Property sales in Hong Kong rose 57.2 per cent in March from the previous month, a clear sign that the market was largely buoyed by the government’s lifting of all property cooling measures in its 2024-2025 Budget.
According to a report by China Daily, in March, the city’s Land Registry recorded 5,013 sale and purchase agreements for all building units submitted for registration. This marked a decrease of 57.2 per cent compared to February and a 41.7 per cent decrease from the previous year.
The total consideration for such agreements in March rose 65.5 per cent from February to HK$37.4 billion, while a 45.7 per cent year-on-year decrease was recorded.

Of the agreements, 3,971 were for residential units, representing a 67.2 per cent increase from February and a 40.6 per cent fall from a year ago, the data showed.
The total consideration for residential units was HK$30.1 billion, up 57.4 per cent compared with February and down 48.1 per cent year-on-year.
There were 367,409 land register searches last month, the Land Registry added.
New and secondhand home sales in the city soared shortly after the Hong Kong Special Administrative Region government announced on 28 February that no special stamp duty, buyer stamp duty or new residential stamp duty is payable for residential property transactions, with immediate effect.
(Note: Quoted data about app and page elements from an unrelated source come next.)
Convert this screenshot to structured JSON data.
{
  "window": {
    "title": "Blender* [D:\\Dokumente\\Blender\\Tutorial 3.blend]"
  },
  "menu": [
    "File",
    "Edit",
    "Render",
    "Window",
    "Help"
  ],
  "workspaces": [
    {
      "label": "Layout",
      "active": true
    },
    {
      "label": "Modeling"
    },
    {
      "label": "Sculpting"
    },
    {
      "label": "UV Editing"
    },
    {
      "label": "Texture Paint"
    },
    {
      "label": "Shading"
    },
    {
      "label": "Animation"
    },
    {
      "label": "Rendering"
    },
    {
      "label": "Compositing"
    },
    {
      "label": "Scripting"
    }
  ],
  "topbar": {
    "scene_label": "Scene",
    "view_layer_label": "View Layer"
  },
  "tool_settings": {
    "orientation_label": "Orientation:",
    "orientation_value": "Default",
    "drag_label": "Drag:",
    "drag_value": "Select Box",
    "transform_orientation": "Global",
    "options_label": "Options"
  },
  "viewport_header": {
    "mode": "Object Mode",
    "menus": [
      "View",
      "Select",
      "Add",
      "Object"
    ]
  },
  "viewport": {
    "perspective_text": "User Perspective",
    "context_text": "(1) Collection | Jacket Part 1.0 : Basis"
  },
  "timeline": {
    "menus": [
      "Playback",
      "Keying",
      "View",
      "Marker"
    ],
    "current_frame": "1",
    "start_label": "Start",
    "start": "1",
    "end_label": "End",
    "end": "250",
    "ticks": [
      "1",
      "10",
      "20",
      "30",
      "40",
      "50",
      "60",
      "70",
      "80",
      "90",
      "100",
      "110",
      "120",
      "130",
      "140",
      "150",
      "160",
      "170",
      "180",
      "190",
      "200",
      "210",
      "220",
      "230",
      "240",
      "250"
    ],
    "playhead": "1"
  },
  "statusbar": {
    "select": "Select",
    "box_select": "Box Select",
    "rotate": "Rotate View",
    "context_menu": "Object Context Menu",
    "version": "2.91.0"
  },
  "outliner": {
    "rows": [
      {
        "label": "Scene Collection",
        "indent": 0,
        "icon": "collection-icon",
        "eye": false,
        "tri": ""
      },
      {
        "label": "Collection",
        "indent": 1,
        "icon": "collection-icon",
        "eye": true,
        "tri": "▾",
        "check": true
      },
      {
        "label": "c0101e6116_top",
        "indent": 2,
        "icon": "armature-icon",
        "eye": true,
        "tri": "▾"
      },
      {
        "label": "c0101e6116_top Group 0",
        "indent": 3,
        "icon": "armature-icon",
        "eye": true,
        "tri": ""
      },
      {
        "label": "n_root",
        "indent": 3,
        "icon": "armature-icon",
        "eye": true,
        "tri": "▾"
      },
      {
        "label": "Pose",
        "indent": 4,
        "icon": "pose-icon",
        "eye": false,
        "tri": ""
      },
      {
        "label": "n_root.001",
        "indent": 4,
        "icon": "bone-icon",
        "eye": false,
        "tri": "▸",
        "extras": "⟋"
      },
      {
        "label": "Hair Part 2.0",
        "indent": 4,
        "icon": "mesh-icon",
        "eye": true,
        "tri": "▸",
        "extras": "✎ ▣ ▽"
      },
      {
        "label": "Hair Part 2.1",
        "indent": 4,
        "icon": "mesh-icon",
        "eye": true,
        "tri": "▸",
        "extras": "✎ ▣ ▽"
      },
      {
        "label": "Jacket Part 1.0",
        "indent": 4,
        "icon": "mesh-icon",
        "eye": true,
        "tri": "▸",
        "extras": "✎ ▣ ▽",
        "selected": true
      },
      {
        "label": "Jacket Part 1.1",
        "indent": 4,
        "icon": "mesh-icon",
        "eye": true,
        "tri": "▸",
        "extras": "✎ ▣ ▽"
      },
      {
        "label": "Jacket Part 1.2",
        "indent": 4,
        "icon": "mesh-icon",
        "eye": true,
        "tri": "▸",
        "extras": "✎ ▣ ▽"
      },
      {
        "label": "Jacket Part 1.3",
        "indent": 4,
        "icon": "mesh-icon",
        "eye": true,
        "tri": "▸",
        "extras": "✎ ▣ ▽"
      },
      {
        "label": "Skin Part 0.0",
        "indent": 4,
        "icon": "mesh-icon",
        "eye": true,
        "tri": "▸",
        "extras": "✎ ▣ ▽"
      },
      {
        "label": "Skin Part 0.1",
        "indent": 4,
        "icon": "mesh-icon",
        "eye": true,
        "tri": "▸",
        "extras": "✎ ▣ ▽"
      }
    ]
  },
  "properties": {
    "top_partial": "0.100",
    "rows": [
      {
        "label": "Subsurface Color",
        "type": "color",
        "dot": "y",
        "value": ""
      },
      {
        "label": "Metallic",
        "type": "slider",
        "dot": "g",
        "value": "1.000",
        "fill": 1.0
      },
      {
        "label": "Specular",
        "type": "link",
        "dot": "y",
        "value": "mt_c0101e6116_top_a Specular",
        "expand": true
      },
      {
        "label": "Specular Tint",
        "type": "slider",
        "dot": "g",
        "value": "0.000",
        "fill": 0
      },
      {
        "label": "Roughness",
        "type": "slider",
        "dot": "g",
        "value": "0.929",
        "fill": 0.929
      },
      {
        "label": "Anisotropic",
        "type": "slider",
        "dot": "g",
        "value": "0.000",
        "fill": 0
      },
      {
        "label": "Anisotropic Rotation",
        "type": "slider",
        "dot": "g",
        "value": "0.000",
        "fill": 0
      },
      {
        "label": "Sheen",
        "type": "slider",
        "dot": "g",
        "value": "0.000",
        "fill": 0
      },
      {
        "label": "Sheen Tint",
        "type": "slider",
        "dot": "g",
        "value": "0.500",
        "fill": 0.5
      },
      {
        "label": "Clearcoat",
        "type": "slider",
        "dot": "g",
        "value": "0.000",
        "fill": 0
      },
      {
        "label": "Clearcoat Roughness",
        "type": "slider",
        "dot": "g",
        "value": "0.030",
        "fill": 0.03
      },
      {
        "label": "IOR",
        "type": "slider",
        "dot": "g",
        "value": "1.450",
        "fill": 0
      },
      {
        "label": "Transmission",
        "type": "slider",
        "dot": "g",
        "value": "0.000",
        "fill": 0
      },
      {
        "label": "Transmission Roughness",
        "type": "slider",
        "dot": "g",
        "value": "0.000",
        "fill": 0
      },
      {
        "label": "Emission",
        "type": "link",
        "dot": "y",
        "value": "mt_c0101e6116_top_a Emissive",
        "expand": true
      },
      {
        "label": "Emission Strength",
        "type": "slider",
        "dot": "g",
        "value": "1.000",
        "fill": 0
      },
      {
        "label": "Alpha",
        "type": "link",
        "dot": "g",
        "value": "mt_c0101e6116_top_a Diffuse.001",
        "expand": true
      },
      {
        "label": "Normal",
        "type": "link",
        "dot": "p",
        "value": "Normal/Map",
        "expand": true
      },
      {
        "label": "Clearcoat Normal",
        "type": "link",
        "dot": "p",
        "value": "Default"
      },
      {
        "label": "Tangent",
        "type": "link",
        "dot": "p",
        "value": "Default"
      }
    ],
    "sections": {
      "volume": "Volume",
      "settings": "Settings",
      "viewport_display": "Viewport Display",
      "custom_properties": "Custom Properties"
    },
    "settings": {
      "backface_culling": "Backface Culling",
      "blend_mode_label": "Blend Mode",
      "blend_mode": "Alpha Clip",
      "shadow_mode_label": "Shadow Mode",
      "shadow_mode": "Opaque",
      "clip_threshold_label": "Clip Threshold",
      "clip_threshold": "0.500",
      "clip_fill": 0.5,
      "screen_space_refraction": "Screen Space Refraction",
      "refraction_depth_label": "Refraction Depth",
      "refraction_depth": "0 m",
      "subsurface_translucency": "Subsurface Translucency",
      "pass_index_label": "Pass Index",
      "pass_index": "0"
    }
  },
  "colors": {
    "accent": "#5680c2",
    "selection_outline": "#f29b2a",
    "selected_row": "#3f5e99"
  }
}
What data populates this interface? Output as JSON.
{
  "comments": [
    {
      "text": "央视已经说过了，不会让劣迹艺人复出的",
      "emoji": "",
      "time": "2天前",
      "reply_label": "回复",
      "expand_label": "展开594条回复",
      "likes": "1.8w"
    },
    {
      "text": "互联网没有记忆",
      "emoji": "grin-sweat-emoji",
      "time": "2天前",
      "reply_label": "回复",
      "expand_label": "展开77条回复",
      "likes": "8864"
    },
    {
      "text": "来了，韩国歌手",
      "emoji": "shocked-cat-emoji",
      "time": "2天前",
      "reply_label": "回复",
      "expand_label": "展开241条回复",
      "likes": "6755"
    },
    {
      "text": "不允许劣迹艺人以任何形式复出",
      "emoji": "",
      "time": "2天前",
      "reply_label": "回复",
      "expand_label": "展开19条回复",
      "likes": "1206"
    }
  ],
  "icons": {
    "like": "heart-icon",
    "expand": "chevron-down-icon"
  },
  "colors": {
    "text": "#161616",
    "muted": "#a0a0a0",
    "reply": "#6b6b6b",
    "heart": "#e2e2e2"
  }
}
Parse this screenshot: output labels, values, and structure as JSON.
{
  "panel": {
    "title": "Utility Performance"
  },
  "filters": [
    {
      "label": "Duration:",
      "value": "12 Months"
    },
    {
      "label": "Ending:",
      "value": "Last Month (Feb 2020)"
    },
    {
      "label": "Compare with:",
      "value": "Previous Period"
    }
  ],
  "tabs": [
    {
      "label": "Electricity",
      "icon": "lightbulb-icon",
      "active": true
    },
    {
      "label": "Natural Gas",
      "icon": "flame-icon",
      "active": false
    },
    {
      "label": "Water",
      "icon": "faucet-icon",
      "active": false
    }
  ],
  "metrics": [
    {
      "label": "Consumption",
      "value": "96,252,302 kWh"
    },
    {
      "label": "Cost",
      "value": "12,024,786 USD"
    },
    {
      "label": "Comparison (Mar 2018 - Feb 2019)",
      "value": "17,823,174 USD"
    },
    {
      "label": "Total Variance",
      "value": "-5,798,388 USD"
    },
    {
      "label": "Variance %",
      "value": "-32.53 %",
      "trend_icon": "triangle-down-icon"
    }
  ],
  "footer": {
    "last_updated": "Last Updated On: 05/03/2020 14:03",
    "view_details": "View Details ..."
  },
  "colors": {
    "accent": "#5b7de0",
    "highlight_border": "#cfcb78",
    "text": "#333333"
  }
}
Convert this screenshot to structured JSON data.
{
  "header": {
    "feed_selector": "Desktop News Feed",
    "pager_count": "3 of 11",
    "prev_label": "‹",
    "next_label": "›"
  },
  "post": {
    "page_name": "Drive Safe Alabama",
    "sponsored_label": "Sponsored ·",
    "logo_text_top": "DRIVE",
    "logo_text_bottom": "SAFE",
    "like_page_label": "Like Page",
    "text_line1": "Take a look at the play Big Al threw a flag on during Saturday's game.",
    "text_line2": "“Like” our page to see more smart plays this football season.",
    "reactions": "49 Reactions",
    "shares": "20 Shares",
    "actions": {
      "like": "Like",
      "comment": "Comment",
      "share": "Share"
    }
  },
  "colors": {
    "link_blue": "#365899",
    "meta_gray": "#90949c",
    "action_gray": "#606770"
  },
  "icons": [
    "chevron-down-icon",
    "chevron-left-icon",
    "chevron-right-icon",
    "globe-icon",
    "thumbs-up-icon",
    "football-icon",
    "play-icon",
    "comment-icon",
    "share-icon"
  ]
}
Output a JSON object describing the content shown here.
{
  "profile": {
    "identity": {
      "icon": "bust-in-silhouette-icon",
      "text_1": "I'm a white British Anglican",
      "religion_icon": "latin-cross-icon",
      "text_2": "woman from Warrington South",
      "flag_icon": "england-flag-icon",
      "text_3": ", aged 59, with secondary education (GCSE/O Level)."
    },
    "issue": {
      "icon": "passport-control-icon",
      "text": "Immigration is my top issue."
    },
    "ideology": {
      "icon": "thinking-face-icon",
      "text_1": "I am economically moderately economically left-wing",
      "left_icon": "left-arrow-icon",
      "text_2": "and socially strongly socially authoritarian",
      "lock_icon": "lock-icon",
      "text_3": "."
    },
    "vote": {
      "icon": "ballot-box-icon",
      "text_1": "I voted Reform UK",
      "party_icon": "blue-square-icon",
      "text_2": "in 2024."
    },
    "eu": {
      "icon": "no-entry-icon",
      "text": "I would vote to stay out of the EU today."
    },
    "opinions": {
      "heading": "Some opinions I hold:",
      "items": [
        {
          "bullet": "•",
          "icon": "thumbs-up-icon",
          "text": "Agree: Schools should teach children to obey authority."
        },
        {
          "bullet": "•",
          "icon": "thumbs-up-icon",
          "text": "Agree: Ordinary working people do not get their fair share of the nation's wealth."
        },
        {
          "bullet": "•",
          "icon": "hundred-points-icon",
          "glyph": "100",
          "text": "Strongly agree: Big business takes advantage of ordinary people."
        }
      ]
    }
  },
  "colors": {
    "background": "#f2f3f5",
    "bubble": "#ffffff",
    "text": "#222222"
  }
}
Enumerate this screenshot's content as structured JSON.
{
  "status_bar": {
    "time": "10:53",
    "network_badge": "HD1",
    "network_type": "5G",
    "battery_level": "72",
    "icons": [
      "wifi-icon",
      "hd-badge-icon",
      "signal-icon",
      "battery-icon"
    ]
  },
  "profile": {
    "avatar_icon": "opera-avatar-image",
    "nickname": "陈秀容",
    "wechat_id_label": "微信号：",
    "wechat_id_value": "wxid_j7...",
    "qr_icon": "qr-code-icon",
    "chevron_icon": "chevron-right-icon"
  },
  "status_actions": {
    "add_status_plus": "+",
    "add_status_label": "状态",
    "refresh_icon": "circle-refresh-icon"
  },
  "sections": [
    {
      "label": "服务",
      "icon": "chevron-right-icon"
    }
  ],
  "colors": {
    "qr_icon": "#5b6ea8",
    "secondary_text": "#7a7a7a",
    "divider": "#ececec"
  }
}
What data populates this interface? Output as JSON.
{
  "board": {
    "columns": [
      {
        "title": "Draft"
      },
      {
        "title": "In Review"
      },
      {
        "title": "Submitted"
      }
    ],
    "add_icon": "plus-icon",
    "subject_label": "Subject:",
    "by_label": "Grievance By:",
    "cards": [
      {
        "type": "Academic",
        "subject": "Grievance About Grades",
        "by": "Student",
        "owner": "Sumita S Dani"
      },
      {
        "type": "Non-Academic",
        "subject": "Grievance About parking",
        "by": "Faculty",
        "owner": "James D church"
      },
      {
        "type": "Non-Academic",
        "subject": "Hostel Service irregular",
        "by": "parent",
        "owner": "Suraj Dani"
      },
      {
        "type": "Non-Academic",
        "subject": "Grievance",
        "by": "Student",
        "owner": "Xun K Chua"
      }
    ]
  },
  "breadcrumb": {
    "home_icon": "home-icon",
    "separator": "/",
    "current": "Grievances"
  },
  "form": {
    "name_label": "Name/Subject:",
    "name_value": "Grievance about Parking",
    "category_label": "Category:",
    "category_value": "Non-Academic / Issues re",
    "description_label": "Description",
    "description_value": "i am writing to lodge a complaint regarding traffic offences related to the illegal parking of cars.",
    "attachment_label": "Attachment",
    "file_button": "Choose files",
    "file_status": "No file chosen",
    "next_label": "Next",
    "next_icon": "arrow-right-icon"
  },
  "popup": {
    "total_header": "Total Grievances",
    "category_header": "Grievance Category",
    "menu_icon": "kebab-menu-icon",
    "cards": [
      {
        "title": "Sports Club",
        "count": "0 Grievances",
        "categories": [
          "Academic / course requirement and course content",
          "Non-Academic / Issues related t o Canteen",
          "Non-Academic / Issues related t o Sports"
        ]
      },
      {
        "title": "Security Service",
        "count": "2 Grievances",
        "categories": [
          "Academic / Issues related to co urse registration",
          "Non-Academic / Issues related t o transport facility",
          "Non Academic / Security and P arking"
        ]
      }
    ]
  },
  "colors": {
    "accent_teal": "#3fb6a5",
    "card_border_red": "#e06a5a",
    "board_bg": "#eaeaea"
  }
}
Sellers and buyers of residential properties however are still required to pay ad valorem stamp duties at Scale 2 rates, from HK USD 100 (USD 12.8) up to 4.25 per cent of the consideration.
Since 2010, the HKSAR has introduced a raft of property market tightening measures to cool down the sizzling housing market, with notable moves in November 2010, October 2012, February 2013 and November 2016. (ANI/WAM)